1 By far the most remarkable ject, and which has been so amply passage in an early writer, predict- and so successfully treated. The ing, with much amplification, the reign of Ferdinand and Isabella future career of discovery, I have is, in part, an American theme, seen quoted only in the History of for it connects the political histhe Reign of Ferdinand and İsa- tory of Europe and the New bella, the Catholic, of Spain; a World. history not yet completed, but of 2 Tasso, La Gerusalemme Libwhich I have been favored by the erata, c. XV. st. 30–32. author with the opportunity of Tu spiegherai, Colombo, a un nuovo polo consulting the manuscript. The Lontane si le fortunate antenne, writer necessarily includes the ca
Ch' appena seguirà con gli occhi il volo
La fama, ch'ha mille occhi e mille penne. reer of Columbus. I may well Canti ella Alcide e Bacco; e di te solo omit to dwell upon a topic, which
Basti ai posteri tuoi, ch'alquanto acceune,
Che quel poco darà lunga memoria does not directly belong to my sub- Di poema degnissima e d'istoria.
CHAP. The states which bordered upon the Atlantic, Spain,
Portugal, and England, became competitors for the 1492. possession of the New World, and the control of the
traffic, which its discovery was to call into being; but the nation, which, by long and successful experience, had become deservedly celebrated for its skill in navigation, continued for a season to furnish the most able maritime commanders. Italians had the glory of making the discoveries, from which Italy derived no accessions of wealth or power.
In the new career of western adventure, the Amer24.ican continent was first discovered under the aus

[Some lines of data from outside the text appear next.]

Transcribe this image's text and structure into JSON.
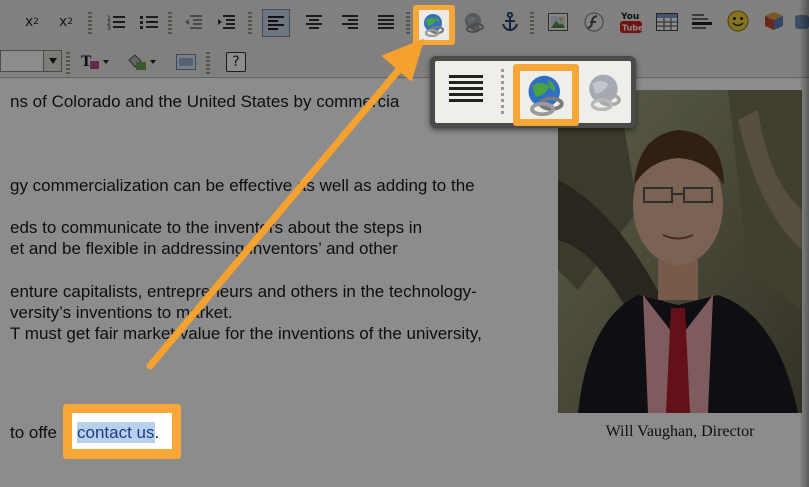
{
  "toolbar": {
    "subscript_label": "x",
    "subscript_mark": "2",
    "superscript_label": "x",
    "superscript_mark": "2",
    "help_label": "?"
  },
  "content": {
    "lines": [
      "ns of Colorado and the United States by commercia",
      "gy commercialization can be effective as well as adding to the",
      "eds to communicate to the inventors about the steps in",
      "et and be flexible in addressing inventors’ and other",
      "enture capitalists, entrepreneurs and others in the technology-",
      "versity’s inventions to market.",
      "T must get fair market value for the inventions of the university,"
    ],
    "last_line_prefix": "to offe",
    "link_text": "contact us",
    "link_suffix": "."
  },
  "photo": {
    "caption": "Will Vaughan, Director"
  },
  "colors": {
    "highlight": "#f7a738",
    "popup_border": "#4a4a4a",
    "selection": "#b9d0ea"
  },
  "icons": {
    "insert_link": "globe-link-icon",
    "remove_link": "globe-unlink-icon",
    "anchor": "anchor-icon",
    "image": "image-icon",
    "flash": "flash-icon",
    "youtube": "youtube-icon",
    "table": "table-icon",
    "horizontal_rule": "horizontal-rule-icon",
    "emoticon": "smiley-icon",
    "special_char": "cube-icon"
  }
}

pices of the English, and the coast of the United States by a native of England. In the history of maritime enterprize in the New World, the achievements of John and Sebastian Cabot are, in boldness, success, and results, second only to those of Columbus.” The wars of the houses of York and Lancaster had ceased; tranquillity and thrifty industry had been restored by the prudent severity of Henry VII.; the spirit of commercial activity began to be successfully fostered; and the marts of England were thronged with Lombard adventurers. The fisheries of the north had long tempted the merchants of Bristol to an intercourse with Iceland ;) and the nau
1 Sebastian Cabot declares him- 2 S. Parmenius of Buda in Llakself a native of Bristol. The de- luyt's Collection, v. iii. p. 143, edicisive authority is a marginal note tion of 1810, and in i. Mass. Hist. of Eden, in the History of the Coll. v. ix. p. 74. Travayles in the East and West
Magnanimus nostra in regione Cabotus, Indies, by R. Eden and R. Willes, Proximus a magno ostendit sua vela Colomho. 1577, fol. 267. “ Sebastian Cabot tolde me, that he was borne in 3 Selden's Mare Clausum, lib). Brystow,” &c. Compare Memoir ii. c. :32. Et praesertim versus inof Cabot, p. 67–69.
sulan de Islande, &c. &c.